-- Your instructions --
Please return every line of the records that contains the word "other".

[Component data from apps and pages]
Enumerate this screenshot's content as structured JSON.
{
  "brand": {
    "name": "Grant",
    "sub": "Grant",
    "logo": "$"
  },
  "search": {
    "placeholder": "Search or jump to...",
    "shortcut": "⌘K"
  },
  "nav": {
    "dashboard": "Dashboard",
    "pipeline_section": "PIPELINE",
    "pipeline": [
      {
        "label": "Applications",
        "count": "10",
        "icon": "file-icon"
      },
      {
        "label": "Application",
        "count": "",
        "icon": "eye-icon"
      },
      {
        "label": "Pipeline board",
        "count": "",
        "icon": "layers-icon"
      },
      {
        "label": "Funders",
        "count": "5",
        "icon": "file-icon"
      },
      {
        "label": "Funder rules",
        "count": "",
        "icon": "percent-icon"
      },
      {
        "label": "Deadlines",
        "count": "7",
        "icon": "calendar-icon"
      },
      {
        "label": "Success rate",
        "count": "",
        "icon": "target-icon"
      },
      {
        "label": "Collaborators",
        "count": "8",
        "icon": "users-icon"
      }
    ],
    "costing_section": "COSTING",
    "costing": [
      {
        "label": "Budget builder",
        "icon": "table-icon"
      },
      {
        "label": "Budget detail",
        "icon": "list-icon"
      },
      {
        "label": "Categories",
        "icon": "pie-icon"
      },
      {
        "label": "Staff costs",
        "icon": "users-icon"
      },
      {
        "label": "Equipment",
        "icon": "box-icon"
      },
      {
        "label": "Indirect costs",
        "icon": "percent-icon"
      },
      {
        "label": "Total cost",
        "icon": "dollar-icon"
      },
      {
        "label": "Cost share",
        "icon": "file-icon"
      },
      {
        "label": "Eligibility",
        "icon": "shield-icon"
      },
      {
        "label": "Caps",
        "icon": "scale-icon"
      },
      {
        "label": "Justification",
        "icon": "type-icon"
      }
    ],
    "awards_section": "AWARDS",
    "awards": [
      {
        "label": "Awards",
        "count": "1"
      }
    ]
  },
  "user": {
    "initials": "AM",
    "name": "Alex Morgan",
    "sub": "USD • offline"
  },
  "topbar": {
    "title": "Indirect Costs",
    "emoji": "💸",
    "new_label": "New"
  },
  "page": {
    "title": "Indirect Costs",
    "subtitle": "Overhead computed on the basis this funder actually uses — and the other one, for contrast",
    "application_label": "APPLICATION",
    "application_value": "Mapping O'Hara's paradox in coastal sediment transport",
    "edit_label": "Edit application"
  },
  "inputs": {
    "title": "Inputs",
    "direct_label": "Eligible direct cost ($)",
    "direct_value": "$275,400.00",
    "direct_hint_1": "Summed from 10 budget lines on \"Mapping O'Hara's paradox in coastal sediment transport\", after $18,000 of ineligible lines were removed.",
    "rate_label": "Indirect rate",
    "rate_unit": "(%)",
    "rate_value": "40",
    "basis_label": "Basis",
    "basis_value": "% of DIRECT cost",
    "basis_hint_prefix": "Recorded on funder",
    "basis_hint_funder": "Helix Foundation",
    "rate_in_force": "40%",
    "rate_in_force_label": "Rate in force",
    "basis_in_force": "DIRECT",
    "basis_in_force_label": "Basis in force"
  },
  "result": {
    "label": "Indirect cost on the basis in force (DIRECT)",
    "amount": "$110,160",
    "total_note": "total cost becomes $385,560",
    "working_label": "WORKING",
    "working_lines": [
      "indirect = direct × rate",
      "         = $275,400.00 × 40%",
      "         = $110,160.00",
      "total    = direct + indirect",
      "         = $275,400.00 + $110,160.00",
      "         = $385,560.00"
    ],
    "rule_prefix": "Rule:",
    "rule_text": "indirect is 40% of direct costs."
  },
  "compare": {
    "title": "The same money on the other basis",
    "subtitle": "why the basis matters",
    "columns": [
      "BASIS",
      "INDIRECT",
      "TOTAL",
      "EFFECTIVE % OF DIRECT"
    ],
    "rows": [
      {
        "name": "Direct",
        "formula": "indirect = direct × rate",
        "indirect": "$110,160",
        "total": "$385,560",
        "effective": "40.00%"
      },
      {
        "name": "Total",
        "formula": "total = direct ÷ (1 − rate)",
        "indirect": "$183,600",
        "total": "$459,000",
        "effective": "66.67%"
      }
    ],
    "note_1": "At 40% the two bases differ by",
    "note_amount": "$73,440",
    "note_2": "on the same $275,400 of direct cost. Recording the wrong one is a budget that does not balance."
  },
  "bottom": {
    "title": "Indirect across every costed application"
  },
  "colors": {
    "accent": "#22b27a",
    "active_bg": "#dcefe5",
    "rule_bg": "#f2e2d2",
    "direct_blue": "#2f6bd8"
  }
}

-- Output of the exercise --
    "subtitle": "Overhead computed on the basis this funder actually uses — and the other one, for contrast",
    "title": "The same money on the other basis",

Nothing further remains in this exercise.